(Beginning of Data extracts)
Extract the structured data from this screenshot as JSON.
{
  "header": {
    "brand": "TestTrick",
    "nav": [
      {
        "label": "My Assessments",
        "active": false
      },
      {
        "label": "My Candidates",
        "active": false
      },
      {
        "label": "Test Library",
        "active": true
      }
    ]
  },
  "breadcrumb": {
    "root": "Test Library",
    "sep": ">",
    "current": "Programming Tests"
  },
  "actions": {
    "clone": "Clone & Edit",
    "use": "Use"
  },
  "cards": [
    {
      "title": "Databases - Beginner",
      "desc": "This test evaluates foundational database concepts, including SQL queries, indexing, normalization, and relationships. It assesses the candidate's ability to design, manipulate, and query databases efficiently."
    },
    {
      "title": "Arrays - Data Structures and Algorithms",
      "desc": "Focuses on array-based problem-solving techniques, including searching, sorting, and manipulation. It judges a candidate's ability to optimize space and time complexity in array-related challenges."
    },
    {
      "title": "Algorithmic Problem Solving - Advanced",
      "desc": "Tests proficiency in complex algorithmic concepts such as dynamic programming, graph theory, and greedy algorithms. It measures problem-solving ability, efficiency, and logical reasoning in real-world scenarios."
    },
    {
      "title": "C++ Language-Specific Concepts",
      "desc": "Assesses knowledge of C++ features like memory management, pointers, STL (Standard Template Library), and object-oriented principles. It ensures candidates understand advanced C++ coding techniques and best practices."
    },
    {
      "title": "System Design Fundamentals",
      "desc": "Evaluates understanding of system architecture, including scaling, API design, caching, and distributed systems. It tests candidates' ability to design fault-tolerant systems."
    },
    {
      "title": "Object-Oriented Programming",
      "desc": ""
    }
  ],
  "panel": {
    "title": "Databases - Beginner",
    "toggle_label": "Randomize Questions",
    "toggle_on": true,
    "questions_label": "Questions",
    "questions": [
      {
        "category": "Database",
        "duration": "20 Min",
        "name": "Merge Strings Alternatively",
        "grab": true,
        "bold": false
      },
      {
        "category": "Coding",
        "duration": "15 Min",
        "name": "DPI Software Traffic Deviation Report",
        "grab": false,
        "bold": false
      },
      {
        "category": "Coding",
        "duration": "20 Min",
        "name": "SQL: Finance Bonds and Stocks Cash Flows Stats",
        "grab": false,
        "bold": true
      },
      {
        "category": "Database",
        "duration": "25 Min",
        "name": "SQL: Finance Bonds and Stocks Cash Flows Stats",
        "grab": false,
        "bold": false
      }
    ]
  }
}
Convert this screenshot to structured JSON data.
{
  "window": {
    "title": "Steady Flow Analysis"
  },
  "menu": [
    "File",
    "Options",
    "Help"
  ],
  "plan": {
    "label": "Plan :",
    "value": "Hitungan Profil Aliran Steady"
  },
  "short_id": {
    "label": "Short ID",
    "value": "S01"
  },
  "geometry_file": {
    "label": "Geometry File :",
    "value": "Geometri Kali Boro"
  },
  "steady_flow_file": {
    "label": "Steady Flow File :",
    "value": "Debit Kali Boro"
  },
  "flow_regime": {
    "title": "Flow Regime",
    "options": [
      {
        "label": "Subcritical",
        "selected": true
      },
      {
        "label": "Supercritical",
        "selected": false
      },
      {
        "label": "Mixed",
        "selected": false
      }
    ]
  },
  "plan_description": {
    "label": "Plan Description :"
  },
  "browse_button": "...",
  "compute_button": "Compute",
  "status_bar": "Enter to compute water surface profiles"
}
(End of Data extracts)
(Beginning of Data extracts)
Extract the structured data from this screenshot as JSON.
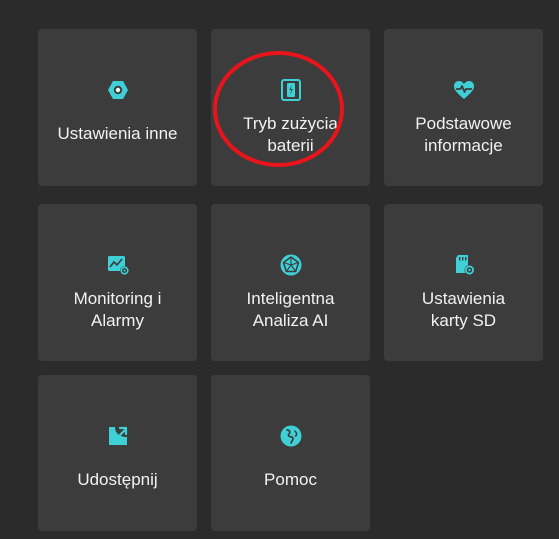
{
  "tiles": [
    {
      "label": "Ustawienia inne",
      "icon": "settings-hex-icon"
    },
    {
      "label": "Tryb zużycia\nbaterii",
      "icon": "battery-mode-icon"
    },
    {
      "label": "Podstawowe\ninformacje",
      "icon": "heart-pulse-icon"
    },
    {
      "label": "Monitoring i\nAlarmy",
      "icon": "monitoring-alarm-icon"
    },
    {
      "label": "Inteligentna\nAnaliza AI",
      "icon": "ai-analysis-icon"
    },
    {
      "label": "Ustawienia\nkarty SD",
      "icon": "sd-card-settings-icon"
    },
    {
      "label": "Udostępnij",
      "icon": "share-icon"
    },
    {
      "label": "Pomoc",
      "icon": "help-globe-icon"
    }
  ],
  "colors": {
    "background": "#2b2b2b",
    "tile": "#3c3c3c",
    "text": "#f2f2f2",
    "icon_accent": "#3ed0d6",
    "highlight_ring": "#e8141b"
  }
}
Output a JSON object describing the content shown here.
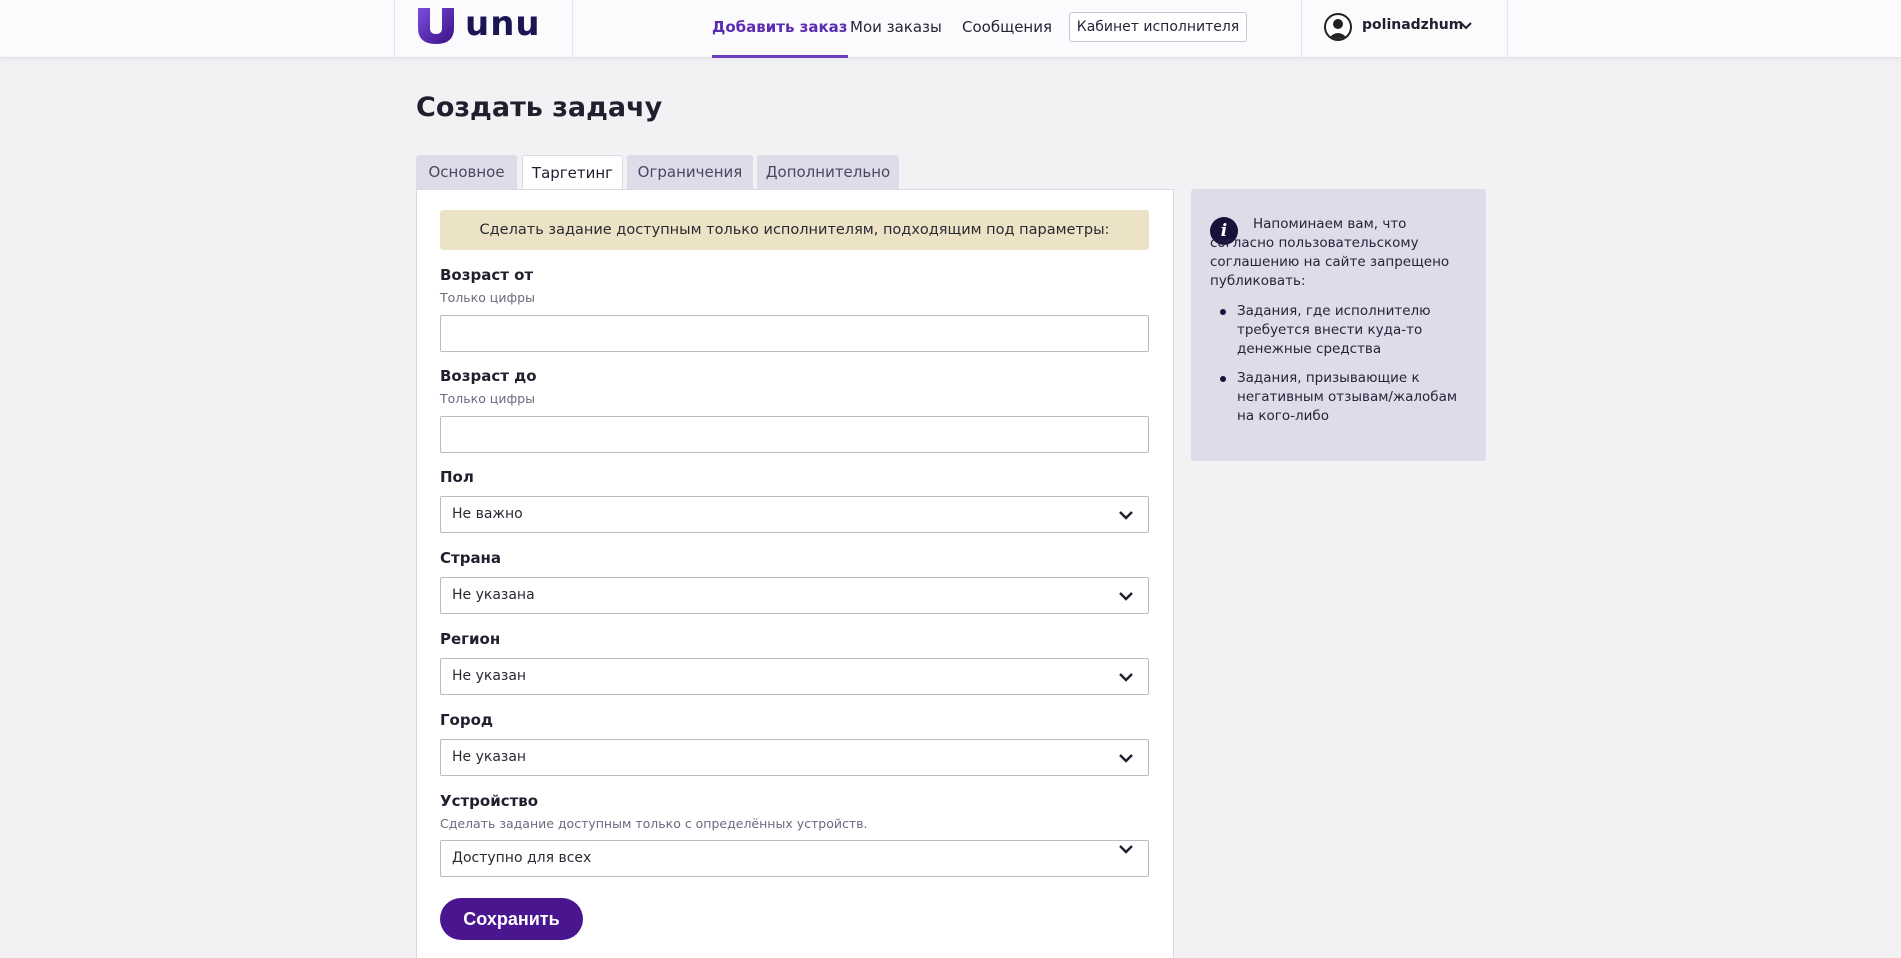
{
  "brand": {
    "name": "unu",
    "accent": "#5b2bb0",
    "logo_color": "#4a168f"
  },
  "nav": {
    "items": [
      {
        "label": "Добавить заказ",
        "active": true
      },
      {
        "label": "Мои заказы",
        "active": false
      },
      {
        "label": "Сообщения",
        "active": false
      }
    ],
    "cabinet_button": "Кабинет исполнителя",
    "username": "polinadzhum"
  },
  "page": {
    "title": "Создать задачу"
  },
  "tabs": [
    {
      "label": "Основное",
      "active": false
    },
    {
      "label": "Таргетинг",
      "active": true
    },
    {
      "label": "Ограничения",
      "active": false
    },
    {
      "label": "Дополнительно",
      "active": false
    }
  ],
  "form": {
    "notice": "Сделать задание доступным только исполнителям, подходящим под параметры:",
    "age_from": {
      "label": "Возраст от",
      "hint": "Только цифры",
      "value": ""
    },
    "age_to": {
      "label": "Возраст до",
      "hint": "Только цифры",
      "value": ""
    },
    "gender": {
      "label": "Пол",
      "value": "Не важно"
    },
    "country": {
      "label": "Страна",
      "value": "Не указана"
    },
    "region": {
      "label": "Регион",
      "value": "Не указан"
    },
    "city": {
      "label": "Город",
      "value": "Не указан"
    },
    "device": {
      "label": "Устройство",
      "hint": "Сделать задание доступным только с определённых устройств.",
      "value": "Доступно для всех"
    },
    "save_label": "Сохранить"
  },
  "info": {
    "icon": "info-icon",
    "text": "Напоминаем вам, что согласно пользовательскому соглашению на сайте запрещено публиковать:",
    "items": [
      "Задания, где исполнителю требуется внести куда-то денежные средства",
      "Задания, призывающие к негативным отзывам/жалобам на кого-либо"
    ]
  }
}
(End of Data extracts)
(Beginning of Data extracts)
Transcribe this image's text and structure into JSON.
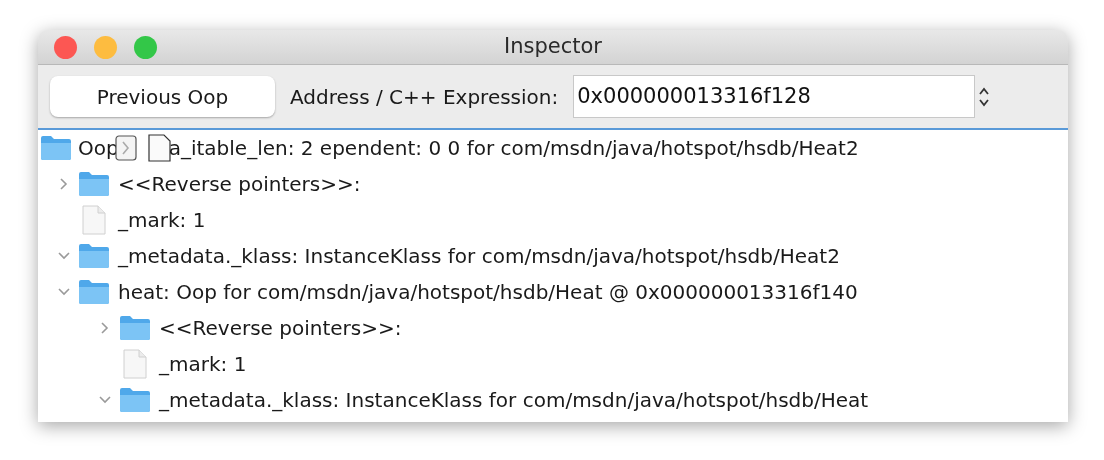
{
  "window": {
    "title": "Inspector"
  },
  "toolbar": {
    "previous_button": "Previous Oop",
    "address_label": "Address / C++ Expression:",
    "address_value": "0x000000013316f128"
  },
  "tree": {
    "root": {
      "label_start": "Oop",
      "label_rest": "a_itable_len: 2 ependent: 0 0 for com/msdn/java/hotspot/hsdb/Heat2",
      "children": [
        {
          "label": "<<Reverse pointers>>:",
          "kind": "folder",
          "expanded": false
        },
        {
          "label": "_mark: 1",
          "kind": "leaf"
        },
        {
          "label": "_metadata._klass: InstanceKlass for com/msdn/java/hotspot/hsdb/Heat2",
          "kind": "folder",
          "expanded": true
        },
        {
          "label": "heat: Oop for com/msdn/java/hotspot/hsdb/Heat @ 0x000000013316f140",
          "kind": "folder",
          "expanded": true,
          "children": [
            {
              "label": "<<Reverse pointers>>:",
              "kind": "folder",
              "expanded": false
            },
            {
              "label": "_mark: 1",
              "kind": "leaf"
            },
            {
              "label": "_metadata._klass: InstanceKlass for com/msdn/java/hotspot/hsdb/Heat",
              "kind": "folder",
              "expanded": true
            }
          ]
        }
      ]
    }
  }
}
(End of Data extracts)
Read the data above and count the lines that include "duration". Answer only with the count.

Task solution =>
4